* _Extracted information_:
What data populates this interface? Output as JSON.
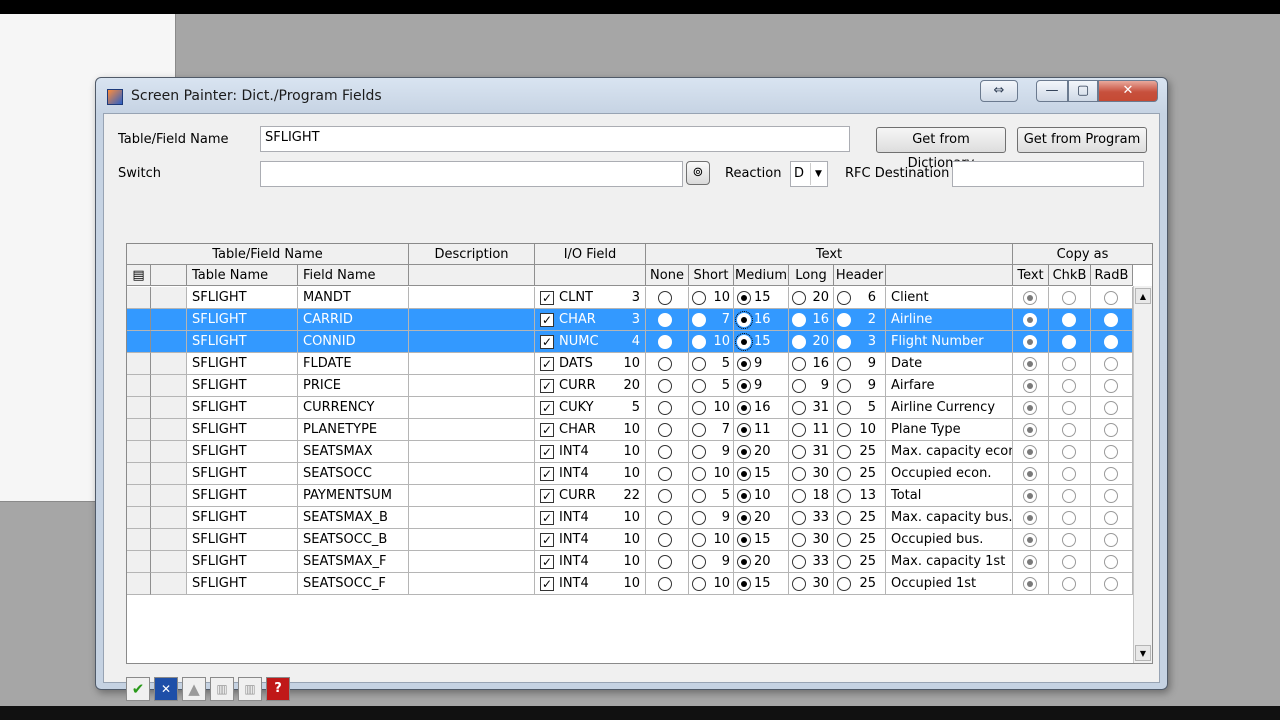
{
  "window": {
    "title": "Screen Painter: Dict./Program Fields",
    "controls": {
      "resize": "⇔",
      "minimize": "—",
      "maximize": "▢",
      "close": "✕"
    }
  },
  "form": {
    "table_field_label": "Table/Field Name",
    "table_field_value": "SFLIGHT",
    "get_dictionary": "Get from Dictionary",
    "get_program": "Get from Program",
    "switch_label": "Switch",
    "switch_value": "",
    "reaction_label": "Reaction",
    "reaction_value": "D",
    "rfc_label": "RFC Destination",
    "rfc_value": ""
  },
  "grid": {
    "groups": [
      "Table/Field Name",
      "Description",
      "I/O Field",
      "Text",
      "Copy as"
    ],
    "columns": [
      "Table Name",
      "Field Name",
      "None",
      "Short",
      "Medium",
      "Long",
      "Header",
      "Text",
      "ChkB",
      "RadB"
    ],
    "rows": [
      {
        "table": "SFLIGHT",
        "field": "MANDT",
        "type": "CLNT",
        "len": "3",
        "short": "10",
        "medium": "15",
        "long": "20",
        "header": "6",
        "text": "Client",
        "sel": false
      },
      {
        "table": "SFLIGHT",
        "field": "CARRID",
        "type": "CHAR",
        "len": "3",
        "short": "7",
        "medium": "16",
        "long": "16",
        "header": "2",
        "text": "Airline",
        "sel": true
      },
      {
        "table": "SFLIGHT",
        "field": "CONNID",
        "type": "NUMC",
        "len": "4",
        "short": "10",
        "medium": "15",
        "long": "20",
        "header": "3",
        "text": "Flight Number",
        "sel": true
      },
      {
        "table": "SFLIGHT",
        "field": "FLDATE",
        "type": "DATS",
        "len": "10",
        "short": "5",
        "medium": "9",
        "long": "16",
        "header": "9",
        "text": "Date",
        "sel": false
      },
      {
        "table": "SFLIGHT",
        "field": "PRICE",
        "type": "CURR",
        "len": "20",
        "short": "5",
        "medium": "9",
        "long": "9",
        "header": "9",
        "text": "Airfare",
        "sel": false
      },
      {
        "table": "SFLIGHT",
        "field": "CURRENCY",
        "type": "CUKY",
        "len": "5",
        "short": "10",
        "medium": "16",
        "long": "31",
        "header": "5",
        "text": "Airline Currency",
        "sel": false
      },
      {
        "table": "SFLIGHT",
        "field": "PLANETYPE",
        "type": "CHAR",
        "len": "10",
        "short": "7",
        "medium": "11",
        "long": "11",
        "header": "10",
        "text": "Plane Type",
        "sel": false
      },
      {
        "table": "SFLIGHT",
        "field": "SEATSMAX",
        "type": "INT4",
        "len": "10",
        "short": "9",
        "medium": "20",
        "long": "31",
        "header": "25",
        "text": "Max. capacity econ",
        "sel": false
      },
      {
        "table": "SFLIGHT",
        "field": "SEATSOCC",
        "type": "INT4",
        "len": "10",
        "short": "10",
        "medium": "15",
        "long": "30",
        "header": "25",
        "text": "Occupied econ.",
        "sel": false
      },
      {
        "table": "SFLIGHT",
        "field": "PAYMENTSUM",
        "type": "CURR",
        "len": "22",
        "short": "5",
        "medium": "10",
        "long": "18",
        "header": "13",
        "text": "Total",
        "sel": false
      },
      {
        "table": "SFLIGHT",
        "field": "SEATSMAX_B",
        "type": "INT4",
        "len": "10",
        "short": "9",
        "medium": "20",
        "long": "33",
        "header": "25",
        "text": "Max. capacity bus.",
        "sel": false
      },
      {
        "table": "SFLIGHT",
        "field": "SEATSOCC_B",
        "type": "INT4",
        "len": "10",
        "short": "10",
        "medium": "15",
        "long": "30",
        "header": "25",
        "text": "Occupied bus.",
        "sel": false
      },
      {
        "table": "SFLIGHT",
        "field": "SEATSMAX_F",
        "type": "INT4",
        "len": "10",
        "short": "9",
        "medium": "20",
        "long": "33",
        "header": "25",
        "text": "Max. capacity 1st",
        "sel": false
      },
      {
        "table": "SFLIGHT",
        "field": "SEATSOCC_F",
        "type": "INT4",
        "len": "10",
        "short": "10",
        "medium": "15",
        "long": "30",
        "header": "25",
        "text": "Occupied 1st",
        "sel": false
      }
    ]
  },
  "footer_icons": [
    "check-icon",
    "cancel-icon",
    "upload-icon",
    "save-local-icon",
    "save-icon",
    "help-icon"
  ],
  "colors": {
    "selection": "#3399ff",
    "confirm": "#2a9a1a",
    "cancel": "#1e4fa8",
    "help": "#c01818"
  }
}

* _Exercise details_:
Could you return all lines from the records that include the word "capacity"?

* _Result_:
        "text": "Max. capacity econ",
        "text": "Max. capacity bus.",
        "text": "Max. capacity 1st",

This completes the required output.